0

Objective:

I am working on an embedded Linux device with the following network configuration.

  • Interface-1: 'wlan0' acts as an access point.
  • Interface-2: 'eth1' connected to Internet.

My objective is to NAT packets reaching 'wlan0' (and destined to IP's other than those in the subnet of wlan0) from the wireless clients connected to it to 'eth1'. So that the wireless clients connected to 'wlan0' will have Internet access.

Solution tried:

I went through few links (unfortunately I missed the references) which proposed the following solution using iptables.

EXTIF="eth1"
INTIF="wlan0"

        echo "1" > /proc/sys/net/ipv4/ip_forward
        echo "1" > /proc/sys/net/ipv4/ip_dynaddr

        $IPTABLES -P INPUT ACCEPT
        $IPTABLES -F INPUT
        $IPTABLES -P OUTPUT ACCEPT
        $IPTABLES -F OUTPUT
        $IPTABLES -P FORWARD DROP
        $IPTABLES -F FORWARD
        $IPTABLES -t nat -F

        route add -net 192.168.10.0/24 dev $INTIF

        $IPTABLES -A FORWARD -i $EXTIF -o $INTIF -m state --state ESTABLISHED,RELATED -j ACCEPT
        $IPTABLES -A FORWARD -i $INTIF -o $EXTIF -j ACCEPT
        #$IPTABLES -A FORWARD -j LOG
    #Puzzled, how will the matching condition of `-o $EXTIF` be satisfied for any packets???

        echo "   Enabling SNAT (MASQUERADE) functionality on $EXTIF"
        $IPTABLES -t nat -A POSTROUTING -o $EXTIF -j MASQUERADE

I am bit new to `iptables` so have the  following clarifications

Clarifications required:

  1. As I understand a packet will be traversing the FORWARD chain only if it is not intended for the local host.
  2. The clarification I have is how will the matching condition of -o $EXTIF be satisfied for any packets. I understand that -i $INTIF will be satisfied as it is the entry interface for the packet.

2 Answers 2

1

As I understand a packet will be traversing the FORWARD chain only if it is not intended for the local host.

Correct.
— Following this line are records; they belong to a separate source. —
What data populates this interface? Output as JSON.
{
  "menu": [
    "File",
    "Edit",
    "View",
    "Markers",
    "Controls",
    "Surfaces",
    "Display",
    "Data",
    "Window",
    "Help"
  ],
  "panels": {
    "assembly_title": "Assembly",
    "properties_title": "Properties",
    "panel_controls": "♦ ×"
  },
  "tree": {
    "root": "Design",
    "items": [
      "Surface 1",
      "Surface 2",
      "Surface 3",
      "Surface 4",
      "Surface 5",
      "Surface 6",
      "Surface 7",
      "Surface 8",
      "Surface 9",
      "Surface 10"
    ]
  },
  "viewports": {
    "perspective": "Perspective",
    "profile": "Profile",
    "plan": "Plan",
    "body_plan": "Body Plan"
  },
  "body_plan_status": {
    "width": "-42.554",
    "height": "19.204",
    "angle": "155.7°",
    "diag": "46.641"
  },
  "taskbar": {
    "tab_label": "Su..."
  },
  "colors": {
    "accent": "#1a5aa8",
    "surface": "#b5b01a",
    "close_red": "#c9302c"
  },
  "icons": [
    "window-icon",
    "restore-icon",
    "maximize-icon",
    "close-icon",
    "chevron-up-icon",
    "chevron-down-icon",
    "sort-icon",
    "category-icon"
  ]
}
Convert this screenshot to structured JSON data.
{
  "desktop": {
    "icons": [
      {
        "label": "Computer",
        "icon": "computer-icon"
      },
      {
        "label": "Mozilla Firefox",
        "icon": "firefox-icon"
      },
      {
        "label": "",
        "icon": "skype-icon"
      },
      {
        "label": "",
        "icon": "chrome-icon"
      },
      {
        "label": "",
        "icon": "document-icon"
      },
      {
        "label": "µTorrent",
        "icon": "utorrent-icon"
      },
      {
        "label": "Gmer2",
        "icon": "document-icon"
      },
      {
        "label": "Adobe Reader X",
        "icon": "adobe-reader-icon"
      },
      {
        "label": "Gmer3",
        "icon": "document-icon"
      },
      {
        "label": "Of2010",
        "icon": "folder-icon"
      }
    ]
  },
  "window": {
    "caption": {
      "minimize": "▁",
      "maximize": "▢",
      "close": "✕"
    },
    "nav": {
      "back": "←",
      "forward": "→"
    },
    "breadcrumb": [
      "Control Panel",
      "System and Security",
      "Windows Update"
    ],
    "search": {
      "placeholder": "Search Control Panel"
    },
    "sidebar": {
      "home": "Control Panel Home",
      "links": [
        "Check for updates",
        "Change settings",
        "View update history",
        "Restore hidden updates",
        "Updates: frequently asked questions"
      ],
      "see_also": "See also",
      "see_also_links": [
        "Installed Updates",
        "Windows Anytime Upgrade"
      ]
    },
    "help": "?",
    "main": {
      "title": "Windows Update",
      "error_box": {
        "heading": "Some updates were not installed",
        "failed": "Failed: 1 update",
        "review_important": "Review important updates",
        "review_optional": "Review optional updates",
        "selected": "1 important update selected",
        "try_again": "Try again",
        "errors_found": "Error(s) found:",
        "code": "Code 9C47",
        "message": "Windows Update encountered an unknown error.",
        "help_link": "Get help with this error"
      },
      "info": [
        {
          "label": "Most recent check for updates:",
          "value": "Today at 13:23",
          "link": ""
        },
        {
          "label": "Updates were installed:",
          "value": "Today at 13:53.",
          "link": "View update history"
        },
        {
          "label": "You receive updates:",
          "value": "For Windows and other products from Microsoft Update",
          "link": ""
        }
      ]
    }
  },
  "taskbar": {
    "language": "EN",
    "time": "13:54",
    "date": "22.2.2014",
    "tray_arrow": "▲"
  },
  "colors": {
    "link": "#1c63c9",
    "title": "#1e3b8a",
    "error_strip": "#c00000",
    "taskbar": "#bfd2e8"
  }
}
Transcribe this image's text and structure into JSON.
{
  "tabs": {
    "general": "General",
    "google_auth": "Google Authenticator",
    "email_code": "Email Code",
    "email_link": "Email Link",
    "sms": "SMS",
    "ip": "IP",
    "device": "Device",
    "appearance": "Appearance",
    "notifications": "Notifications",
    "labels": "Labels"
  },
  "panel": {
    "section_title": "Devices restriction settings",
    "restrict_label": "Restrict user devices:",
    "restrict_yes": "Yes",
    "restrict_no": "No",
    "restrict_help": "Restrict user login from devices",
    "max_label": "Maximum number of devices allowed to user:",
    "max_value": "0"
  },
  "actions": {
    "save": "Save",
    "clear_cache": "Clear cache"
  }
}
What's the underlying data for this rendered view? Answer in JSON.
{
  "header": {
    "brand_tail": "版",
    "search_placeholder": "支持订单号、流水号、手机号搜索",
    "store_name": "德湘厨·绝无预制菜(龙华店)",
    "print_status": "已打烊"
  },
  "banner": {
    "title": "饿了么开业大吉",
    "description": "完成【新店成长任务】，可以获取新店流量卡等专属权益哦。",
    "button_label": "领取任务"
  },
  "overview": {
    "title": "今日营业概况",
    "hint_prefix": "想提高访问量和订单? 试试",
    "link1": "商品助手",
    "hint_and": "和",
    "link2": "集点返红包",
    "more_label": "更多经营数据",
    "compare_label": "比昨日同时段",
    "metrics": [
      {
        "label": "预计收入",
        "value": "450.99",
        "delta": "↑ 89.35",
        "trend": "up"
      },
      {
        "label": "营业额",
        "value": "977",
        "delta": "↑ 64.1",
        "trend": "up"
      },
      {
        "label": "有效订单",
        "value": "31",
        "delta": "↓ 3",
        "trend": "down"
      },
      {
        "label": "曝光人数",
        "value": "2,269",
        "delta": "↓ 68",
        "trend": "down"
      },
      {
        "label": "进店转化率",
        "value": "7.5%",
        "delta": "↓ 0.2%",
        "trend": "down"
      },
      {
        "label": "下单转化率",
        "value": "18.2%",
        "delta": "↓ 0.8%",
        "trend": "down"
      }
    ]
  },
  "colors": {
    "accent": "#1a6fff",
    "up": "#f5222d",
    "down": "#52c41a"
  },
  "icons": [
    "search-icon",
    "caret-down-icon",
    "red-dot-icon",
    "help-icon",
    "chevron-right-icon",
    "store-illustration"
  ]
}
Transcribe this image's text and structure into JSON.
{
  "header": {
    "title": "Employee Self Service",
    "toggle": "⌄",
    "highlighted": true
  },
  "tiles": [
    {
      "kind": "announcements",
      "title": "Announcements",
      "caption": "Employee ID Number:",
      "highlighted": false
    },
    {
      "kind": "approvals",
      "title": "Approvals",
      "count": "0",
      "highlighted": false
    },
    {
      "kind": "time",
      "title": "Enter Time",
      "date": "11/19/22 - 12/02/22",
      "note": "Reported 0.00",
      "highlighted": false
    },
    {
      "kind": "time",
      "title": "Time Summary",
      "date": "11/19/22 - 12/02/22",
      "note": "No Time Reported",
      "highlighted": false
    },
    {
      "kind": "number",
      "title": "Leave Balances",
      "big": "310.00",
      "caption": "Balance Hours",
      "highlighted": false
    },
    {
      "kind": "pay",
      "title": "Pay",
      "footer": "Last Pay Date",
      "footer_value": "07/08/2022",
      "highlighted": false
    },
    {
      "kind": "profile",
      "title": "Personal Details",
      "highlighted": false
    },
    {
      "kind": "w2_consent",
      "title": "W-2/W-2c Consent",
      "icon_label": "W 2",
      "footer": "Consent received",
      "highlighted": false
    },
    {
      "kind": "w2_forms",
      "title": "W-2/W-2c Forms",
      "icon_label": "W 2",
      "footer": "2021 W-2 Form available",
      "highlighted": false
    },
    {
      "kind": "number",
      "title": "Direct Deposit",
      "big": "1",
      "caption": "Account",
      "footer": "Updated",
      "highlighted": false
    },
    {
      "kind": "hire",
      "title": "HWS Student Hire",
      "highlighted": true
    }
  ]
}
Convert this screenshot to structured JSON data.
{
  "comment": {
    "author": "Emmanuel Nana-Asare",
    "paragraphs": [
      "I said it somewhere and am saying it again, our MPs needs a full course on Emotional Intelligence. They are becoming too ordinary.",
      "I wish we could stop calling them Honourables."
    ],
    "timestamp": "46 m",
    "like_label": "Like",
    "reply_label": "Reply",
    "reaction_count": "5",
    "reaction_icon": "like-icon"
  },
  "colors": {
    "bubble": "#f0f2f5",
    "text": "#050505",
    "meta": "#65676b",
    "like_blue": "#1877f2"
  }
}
The clarification I have is how will the matching condition of -o $EXTIF be satisfied for any packets. I understand that -i $INTIF will be satisfied as it is the entry interface for the packet.

By the time the packet hits the "forward" chain the routing descision (including the descision on whether the accept the packet locally or send it onwards) has been made. So the output interface is known and can be matched against in rules.

0

-o $EXTIF will be satisfied because it is your egress interface for everything except your LAN. In other words the Internet. So as your LAN tries to reach some site on the Internet, it will traverse $INTIF and exit $EXTIF.

Not the answer you're looking for? Browse other questions tagged or ask your own question.